### Directions for this task:
Copy all entries exactly.

Dataset entries:
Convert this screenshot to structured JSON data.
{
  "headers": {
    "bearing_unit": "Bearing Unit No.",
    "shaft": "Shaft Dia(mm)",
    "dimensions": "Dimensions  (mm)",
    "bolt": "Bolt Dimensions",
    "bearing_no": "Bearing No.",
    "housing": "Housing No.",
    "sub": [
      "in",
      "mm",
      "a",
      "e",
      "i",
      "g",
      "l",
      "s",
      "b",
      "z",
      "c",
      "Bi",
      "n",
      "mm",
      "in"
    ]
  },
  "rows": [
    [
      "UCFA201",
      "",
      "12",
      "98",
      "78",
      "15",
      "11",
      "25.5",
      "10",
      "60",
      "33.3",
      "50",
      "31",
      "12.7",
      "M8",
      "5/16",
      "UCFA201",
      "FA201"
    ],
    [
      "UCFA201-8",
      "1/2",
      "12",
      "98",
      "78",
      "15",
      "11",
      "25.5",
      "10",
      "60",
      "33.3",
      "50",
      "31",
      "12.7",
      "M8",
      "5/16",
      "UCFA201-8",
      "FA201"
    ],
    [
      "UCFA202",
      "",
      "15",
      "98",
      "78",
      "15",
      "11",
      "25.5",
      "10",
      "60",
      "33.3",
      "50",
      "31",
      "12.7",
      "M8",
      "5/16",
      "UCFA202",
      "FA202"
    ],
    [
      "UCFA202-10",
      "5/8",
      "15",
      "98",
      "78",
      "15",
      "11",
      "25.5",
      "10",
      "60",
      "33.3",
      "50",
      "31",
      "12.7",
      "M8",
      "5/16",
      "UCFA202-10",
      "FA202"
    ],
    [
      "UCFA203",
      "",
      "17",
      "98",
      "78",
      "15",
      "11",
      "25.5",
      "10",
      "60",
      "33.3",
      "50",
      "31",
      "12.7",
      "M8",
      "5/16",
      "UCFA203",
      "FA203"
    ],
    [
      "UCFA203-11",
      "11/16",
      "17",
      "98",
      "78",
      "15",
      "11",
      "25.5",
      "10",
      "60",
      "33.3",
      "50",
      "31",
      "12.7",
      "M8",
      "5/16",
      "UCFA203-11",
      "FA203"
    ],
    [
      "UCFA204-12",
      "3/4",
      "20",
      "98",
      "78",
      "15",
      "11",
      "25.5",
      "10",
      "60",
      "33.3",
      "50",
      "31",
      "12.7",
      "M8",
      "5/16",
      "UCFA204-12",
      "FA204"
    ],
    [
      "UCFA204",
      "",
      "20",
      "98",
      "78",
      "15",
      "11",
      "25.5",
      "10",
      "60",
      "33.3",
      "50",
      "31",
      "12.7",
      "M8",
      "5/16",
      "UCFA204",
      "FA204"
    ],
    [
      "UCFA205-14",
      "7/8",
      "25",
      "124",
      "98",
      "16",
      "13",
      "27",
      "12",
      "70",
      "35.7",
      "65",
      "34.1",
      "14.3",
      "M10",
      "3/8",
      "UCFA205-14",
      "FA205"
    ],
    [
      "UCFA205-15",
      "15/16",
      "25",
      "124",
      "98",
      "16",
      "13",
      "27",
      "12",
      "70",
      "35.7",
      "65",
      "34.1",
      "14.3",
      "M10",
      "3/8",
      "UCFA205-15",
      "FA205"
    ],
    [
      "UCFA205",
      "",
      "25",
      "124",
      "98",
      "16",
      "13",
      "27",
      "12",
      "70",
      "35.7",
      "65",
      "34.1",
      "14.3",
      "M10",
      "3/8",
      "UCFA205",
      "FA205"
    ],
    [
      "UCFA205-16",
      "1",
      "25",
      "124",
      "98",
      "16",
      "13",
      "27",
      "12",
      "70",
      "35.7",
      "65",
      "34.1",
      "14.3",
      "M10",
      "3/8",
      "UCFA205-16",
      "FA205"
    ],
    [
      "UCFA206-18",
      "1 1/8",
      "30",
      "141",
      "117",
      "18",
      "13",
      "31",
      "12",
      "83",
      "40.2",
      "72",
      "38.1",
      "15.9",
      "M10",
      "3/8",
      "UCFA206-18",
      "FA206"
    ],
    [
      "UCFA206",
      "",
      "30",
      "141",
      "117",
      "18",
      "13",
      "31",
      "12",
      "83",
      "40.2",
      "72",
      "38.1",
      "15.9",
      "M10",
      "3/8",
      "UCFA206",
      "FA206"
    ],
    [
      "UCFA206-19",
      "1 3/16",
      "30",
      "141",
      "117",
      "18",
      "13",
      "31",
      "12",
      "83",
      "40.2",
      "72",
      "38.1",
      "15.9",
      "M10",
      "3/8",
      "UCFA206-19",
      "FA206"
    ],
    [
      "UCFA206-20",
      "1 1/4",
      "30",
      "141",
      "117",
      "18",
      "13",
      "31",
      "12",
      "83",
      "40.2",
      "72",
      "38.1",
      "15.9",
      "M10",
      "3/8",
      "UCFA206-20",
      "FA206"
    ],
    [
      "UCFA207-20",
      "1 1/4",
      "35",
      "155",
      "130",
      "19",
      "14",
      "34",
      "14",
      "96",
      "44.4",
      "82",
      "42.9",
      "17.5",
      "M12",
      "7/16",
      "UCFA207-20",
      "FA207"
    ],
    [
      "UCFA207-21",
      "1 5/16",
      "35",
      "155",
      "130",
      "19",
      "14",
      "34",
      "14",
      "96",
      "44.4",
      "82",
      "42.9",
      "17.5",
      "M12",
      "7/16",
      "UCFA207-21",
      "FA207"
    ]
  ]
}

### Solved problem:
Convert this screenshot to structured JSON data.
{
  "headers": {
    "bearing_unit": "Bearing Unit No.",
    "shaft": "Shaft Dia(mm)",
    "dimensions": "Dimensions  (mm)",
    "bolt": "Bolt Dimensions",
    "bearing_no": "Bearing No.",
    "housing": "Housing No.",
    "sub": [
      "in",
      "mm",
      "a",
      "e",
      "i",
      "g",
      "l",
      "s",
      "b",
      "z",
      "c",
      "Bi",
      "n",
      "mm",
      "in"
    ]
  },
  "rows": [
    [
      "UCFA201",
      "",
      "12",
      "98",
      "78",
      "15",
      "11",
      "25.5",
      "10",
      "60",
      "33.3",
      "50",
      "31",
      "12.7",
      "M8",
      "5/16",
      "UCFA201",
      "FA201"
    ],
    [
      "UCFA201-8",
      "1/2",
      "12",
      "98",
      "78",
      "15",
      "11",
      "25.5",
      "10",
      "60",
      "33.3",
      "50",
      "31",
      "12.7",
      "M8",
      "5/16",
      "UCFA201-8",
      "FA201"
    ],
    [
      "UCFA202",
      "",
      "15",
      "98",
      "78",
      "15",
      "11",
      "25.5",
      "10",
      "60",
      "33.3",
      "50",
      "31",
      "12.7",
      "M8",
      "5/16",
      "UCFA202",
      "FA202"
    ],
    [
      "UCFA202-10",
      "5/8",
      "15",
      "98",
      "78",
      "15",
      "11",
      "25.5",
      "10",
      "60",
      "33.3",
      "50",
      "31",
      "12.7",
      "M8",
      "5/16",
      "UCFA202-10",
      "FA202"
    ],
    [
      "UCFA203",
      "",
      "17",
      "98",
      "78",
      "15",
      "11",
      "25.5",
      "10",
      "60",
      "33.3",
      "50",
      "31",
      "12.7",
      "M8",
      "5/16",
      "UCFA203",
      "FA203"
    ],
    [
      "UCFA203-11",
      "11/16",
      "17",
      "98",
      "78",
      "15",
      "11",
      "25.5",
      "10",
      "60",
      "33.3",
      "50",
      "31",
      "12.7",
      "M8",
      "5/16",
      "UCFA203-11",
      "FA203"
    ],
    [
      "UCFA204-12",
      "3/4",
      "20",
      "98",
      "78",
      "15",
      "11",
      "25.5",
      "10",
      "60",
      "33.3",
      "50",
      "31",
      "12.7",
      "M8",
      "5/16",
      "UCFA204-12",
      "FA204"
    ],
    [
      "UCFA204",
      "",
      "20",
      "98",
      "78",
      "15",
      "11",
      "25.5",
      "10",
      "60",
      "33.3",
      "50",
      "31",
      "12.7",
      "M8",
      "5/16",
      "UCFA204",
      "FA204"
    ],
    [
      "UCFA205-14",
      "7/8",
      "25",
      "124",
      "98",
      "16",
      "13",
      "27",
      "12",
      "70",
      "35.7",
      "65",
      "34.1",
      "14.3",
      "M10",
      "3/8",
      "UCFA205-14",
      "FA205"
    ],
    [
      "UCFA205-15",
      "15/16",
      "25",
      "124",
      "98",
      "16",
      "13",
      "27",
      "12",
      "70",
      "35.7",
      "65",
      "34.1",
      "14.3",
      "M10",
      "3/8",
      "UCFA205-15",
      "FA205"
    ],
    [
      "UCFA205",
      "",
      "25",
      "124",
      "98",
      "16",
      "13",
      "27",
      "12",
      "70",
      "35.7",
      "65",
      "34.1",
      "14.3",
      "M10",
      "3/8",
      "UCFA205",
      "FA205"
    ],
    [
      "UCFA205-16",
      "1",
      "25",
      "124",
      "98",
      "16",
      "13",
      "27",
      "12",
      "70",
      "35.7",
      "65",
      "34.1",
      "14.3",
      "M10",
      "3/8",
      "UCFA205-16",
      "FA205"
    ],
    [
      "UCFA206-18",
      "1 1/8",
      "30",
      "141",
      "117",
      "18",
      "13",
      "31",
      "12",
      "83",
      "40.2",
      "72",
      "38.1",
      "15.9",
      "M10",
      "3/8",
      "UCFA206-18",
      "FA206"
    ],
    [
      "UCFA206",
      "",
      "30",
      "141",
      "117",
      "18",
      "13",
      "31",
      "12",
      "83",
      "40.2",
      "72",
      "38.1",
      "15.9",
      "M10",
      "3/8",
      "UCFA206",
      "FA206"
    ],
    [
      "UCFA206-19",
      "1 3/16",
      "30",
      "141",
      "117",
      "18",
      "13",
      "31",
      "12",
      "83",
      "40.2",
      "72",
      "38.1",
      "15.9",
      "M10",
      "3/8",
      "UCFA206-19",
      "FA206"
    ],
    [
      "UCFA206-20",
      "1 1/4",
      "30",
      "141",
      "117",
      "18",
      "13",
      "31",
      "12",
      "83",
      "40.2",
      "72",
      "38.1",
      "15.9",
      "M10",
      "3/8",
      "UCFA206-20",
      "FA206"
    ],
    [
      "UCFA207-20",
      "1 1/4",
      "35",
      "155",
      "130",
      "19",
      "14",
      "34",
      "14",
      "96",
      "44.4",
      "82",
      "42.9",
      "17.5",
      "M12",
      "7/16",
      "UCFA207-20",
      "FA207"
    ],
    [
      "UCFA207-21",
      "1 5/16",
      "35",
      "155",
      "130",
      "19",
      "14",
      "34",
      "14",
      "96",
      "44.4",
      "82",
      "42.9",
      "17.5",
      "M12",
      "7/16",
      "UCFA207-21",
      "FA207"
    ]
  ]
}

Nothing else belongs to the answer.